Drinking a cup of hot coffee in the morning has become a sacred, everyday ritual for college students everywhere. Many can barely make it through the day without downing a form of caffeine in one way or another. Caffeine is a common type of energy for college students, and is usually delivered to bodies in the form of coffee, tea, soda or energy drinks.
What many students don’t know is that caffeine considered a stimulant drug. “Caffeine is a stimulant which when consumed in excess can make us feel jittery, can increase heart rate, and can actually lead to insomnia,” Sarah Martinelli, lecturer for Arizona State University’s school of nutrition said.

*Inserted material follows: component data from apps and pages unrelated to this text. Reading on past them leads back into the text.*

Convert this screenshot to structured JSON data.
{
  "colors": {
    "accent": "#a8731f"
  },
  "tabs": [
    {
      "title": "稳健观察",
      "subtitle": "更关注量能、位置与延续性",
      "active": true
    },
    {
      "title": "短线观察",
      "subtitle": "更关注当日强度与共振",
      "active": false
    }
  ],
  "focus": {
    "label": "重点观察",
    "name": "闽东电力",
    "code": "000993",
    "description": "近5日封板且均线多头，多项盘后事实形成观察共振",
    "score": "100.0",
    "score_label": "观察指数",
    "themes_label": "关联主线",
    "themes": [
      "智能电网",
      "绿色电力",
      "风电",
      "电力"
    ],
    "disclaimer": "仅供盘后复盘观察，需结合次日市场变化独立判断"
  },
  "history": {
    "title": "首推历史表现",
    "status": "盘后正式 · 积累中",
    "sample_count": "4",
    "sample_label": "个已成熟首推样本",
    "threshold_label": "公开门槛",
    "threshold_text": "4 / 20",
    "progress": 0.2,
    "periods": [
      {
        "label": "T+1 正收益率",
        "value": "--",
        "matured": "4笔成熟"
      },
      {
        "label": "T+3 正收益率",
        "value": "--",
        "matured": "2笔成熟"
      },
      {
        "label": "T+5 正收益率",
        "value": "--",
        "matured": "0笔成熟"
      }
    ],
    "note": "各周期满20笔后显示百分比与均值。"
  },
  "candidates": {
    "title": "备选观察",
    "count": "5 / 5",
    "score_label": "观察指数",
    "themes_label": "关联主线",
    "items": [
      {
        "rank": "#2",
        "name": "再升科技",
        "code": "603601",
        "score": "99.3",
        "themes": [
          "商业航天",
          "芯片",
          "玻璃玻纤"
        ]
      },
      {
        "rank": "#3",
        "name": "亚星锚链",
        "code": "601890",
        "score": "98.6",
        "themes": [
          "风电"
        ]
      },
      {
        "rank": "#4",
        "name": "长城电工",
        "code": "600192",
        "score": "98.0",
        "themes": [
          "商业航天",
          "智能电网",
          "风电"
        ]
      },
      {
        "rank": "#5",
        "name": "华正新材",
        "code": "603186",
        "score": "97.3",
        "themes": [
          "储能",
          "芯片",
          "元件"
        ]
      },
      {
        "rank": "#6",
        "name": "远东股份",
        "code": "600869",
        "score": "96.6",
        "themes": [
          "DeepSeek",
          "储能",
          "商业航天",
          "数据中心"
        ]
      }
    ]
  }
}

Now that fall term is coming to an end, students at Umpqua Community College have been preparing for upcoming finals by extensively studying, cramming and drinking more caffeine than usual to fuel up and pull the ever so common last minute all-nighter. Despite caffeine addiction and the desperation to do as well as possible on finals, it is not recommended to rely on caffeine for improving the quality of schoolwork. According to Justin Hong from UC Davis, “Students also assume that the amount of caffeine they consume is inconsequential as long as they can complete their work. The reality, however, is that we consume more caffeine than we need to obtain the cognitive boost we need is achievable with lower doses. As a result we become more susceptible to experiencing symptoms of caffeine dependence and withdrawal which can be unpleasant.”
A struggle students are having is balancing their love for caffeine and having moderation of consumption when it comes to studying. Although, as with any drug there are withdrawal consequences “The latest research demonstrates … that when people don’t get their usual dose they can suffer a range of withdrawal symptoms, including headache, fatigue [and] difficulty concentrating. They may even feel like they have the flu with nausea and muscle pain,” said Roland Griffiths, a professor of psychiatry and neuroscience who published his findings in the journal Psychopharmacology.
Cramming for a test may feel like it pays off, but in the long run it’s not useful to chug coffee at night because it disturbs sleep patterns and rushed studying can lead to short-term learning.
Caffeine is considered an essential part of the college experience, but to truly improve the quality of schoolwork, it’s a good idea to regain independence from caffeine and establish solid time management for relaxed studying before taking exams.